What are some of the challenges you’ve faced operating in multiple countries, especially during the pandemic?

On the one hand, the last two years might seem like the worst time to launch into multiple countries and we indeed faced many challenges, as did our customers, since independent shops were closed for months during the lockdowns.

But, as always, difficulties can also create opportunities and, with hindsight, I believe it was actually a great time to go global as everybody was used to working remotely, which made it easier to hire and onboard team members in different countries. We hired about 100 people in the first half of 2021, all located outside of France.

How do you successfully manage and inspire teams in multiple countries?
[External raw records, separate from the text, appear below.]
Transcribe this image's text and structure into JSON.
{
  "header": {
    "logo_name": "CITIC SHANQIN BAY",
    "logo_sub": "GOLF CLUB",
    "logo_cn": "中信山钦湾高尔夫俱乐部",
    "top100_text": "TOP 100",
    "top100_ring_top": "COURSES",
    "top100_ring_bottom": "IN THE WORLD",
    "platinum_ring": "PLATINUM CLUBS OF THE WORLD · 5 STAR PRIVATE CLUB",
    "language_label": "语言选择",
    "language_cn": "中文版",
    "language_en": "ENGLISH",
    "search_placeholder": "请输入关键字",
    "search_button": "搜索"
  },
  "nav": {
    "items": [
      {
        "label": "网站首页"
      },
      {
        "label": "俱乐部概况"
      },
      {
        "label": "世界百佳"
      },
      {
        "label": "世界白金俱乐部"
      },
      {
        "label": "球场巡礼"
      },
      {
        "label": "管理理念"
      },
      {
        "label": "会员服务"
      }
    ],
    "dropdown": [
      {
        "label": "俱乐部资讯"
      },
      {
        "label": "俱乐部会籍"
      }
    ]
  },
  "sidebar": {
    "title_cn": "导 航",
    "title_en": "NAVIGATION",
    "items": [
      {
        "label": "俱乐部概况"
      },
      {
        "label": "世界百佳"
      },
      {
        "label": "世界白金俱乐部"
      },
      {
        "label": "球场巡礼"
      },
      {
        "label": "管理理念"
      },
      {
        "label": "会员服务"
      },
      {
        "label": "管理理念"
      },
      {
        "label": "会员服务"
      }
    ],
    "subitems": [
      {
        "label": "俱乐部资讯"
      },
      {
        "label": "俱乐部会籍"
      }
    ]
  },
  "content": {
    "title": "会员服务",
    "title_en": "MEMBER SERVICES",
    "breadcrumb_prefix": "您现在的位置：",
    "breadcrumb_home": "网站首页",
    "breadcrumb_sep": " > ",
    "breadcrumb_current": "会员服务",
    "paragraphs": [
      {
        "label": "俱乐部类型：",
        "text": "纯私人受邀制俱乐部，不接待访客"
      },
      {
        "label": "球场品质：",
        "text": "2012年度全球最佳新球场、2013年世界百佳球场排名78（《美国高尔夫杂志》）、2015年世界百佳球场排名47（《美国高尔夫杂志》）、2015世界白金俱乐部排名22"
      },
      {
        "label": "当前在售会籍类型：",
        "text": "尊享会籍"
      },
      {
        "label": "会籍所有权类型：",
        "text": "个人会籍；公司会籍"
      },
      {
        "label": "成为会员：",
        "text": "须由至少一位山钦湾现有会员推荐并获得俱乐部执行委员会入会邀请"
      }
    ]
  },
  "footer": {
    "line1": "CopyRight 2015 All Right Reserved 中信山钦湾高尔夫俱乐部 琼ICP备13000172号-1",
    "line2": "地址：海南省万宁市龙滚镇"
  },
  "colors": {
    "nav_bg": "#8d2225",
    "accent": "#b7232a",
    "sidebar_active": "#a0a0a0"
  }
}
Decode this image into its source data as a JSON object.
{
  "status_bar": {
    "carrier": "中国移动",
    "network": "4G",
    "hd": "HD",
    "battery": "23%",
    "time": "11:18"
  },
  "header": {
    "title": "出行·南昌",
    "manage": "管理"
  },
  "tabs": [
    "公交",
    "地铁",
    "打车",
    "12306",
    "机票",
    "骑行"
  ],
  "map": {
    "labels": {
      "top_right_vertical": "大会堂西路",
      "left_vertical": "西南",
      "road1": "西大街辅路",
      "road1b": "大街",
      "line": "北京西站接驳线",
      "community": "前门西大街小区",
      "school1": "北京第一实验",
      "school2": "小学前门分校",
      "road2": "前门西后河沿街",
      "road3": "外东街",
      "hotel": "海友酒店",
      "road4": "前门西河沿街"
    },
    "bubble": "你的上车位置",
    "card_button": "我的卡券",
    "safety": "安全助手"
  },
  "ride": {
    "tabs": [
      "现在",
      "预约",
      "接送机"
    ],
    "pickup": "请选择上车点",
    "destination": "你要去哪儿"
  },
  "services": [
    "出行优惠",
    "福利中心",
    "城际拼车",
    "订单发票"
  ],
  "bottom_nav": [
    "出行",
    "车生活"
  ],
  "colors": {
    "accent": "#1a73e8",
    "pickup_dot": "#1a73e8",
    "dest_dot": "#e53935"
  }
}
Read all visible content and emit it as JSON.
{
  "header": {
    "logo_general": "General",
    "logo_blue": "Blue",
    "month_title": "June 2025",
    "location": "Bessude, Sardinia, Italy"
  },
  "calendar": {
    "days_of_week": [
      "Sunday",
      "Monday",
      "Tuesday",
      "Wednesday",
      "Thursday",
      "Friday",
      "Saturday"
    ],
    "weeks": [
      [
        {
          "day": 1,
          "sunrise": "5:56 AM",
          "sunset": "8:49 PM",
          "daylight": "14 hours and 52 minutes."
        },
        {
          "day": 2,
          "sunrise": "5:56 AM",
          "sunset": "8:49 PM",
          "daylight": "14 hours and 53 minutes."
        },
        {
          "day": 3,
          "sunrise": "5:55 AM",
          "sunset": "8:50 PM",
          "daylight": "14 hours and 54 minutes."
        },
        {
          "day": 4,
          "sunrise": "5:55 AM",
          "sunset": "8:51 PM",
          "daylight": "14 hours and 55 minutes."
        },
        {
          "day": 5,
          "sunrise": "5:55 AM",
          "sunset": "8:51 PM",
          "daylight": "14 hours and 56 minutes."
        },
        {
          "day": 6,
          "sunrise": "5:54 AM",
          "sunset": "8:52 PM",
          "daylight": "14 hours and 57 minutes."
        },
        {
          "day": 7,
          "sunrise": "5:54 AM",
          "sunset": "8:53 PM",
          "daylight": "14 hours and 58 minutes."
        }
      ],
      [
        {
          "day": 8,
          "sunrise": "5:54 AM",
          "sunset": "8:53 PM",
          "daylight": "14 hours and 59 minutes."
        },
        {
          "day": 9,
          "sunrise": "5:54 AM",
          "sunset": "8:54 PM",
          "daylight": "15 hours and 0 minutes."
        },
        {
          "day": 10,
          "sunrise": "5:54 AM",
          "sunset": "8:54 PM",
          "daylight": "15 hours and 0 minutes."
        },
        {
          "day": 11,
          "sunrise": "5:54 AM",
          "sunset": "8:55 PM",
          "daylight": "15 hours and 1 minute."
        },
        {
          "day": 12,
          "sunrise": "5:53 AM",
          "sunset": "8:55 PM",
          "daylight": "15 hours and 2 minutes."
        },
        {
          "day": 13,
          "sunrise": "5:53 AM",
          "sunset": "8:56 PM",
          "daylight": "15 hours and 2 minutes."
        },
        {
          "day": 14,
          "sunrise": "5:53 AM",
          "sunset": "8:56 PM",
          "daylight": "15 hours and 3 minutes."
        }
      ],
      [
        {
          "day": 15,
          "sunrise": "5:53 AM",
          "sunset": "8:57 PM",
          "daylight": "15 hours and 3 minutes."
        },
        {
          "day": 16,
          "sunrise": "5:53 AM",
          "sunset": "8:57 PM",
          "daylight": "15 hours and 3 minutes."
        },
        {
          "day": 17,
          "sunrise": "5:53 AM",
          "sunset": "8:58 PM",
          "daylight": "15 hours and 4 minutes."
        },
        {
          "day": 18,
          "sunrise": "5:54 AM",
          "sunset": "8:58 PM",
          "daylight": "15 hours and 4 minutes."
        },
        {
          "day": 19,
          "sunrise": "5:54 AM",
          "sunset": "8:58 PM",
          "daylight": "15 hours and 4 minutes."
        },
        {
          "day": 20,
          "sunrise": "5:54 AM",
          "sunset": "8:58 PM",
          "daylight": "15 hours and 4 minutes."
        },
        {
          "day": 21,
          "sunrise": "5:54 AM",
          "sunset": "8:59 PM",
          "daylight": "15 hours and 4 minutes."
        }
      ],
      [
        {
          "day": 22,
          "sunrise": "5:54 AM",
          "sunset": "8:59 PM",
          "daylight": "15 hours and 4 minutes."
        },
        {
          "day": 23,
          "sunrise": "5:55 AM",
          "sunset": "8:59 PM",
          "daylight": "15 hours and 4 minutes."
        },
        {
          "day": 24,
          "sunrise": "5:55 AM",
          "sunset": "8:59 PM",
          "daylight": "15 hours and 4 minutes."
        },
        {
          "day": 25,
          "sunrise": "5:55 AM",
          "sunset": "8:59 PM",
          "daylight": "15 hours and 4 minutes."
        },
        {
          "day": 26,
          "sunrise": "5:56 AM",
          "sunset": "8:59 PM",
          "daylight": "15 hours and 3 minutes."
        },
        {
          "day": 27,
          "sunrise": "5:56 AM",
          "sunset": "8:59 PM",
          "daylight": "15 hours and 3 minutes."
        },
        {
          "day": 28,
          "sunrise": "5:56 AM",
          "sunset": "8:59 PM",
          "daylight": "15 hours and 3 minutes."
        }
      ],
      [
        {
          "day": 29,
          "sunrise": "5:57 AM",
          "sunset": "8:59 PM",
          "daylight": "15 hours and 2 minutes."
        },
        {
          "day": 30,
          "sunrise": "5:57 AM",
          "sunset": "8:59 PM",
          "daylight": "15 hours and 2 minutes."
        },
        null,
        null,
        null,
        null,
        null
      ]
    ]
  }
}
We are lucky to have a very clear shared vision: to empower small retail businesses. Everyone on the Ankorstore team is proud to serve our customers because we know small businesses are the lifeblood of society.

But having a great culture is not enough to make everyone on the team feel included and supported, so we’ve also worked hard to set up a common infrastructure of tools, processes, meetings, and structured mentoring to support our teams across different geographies.

We also give our employees lots of autonomy. For example, if someone wants to go visit a local supplier or a retail shop, they just go. We trust all our employees, wherever they are located, to make the right decisions that further our business goals.

Ankorstore was founded by French e-commerce entrepreneurs Pierre Louis Lacoste, Nicolas d’Audiffret, Nicolas Cohen, and Mathieu Alengrin. BCV first invested in Ankorstore in May 2021, co-leading the company’s $102M Series B round, because we believe in their vision to bring independent shop owners and brands together. Here’s our take.

Related Insights

Playbook Founder Jessica Ko on Getting Creatives to Love Your Product

Playbook redesigned cloud storage to fit exactly what fast-growing design teams and freelancers need. The platform applies modern technologies such as photo and video tagging, a Pinterest-like view gallery, and collaboration across teams via a variety of templates and creative tools. 

5 min read
Spotlight Apps Growth

Jamstack and Modern Web Dev

All areas of infrastructure software change rapidly, but perhaps none of them quite as quickly as the web development stack. The rate of innovation in other categories of infra can be limited by a few things, including relative technical depth (e.g. databases) or reluctance in depending on new players (e.g cybersecurity). Web dev tools, on […]

Sam Crowder 4 min read
Spotlight Infra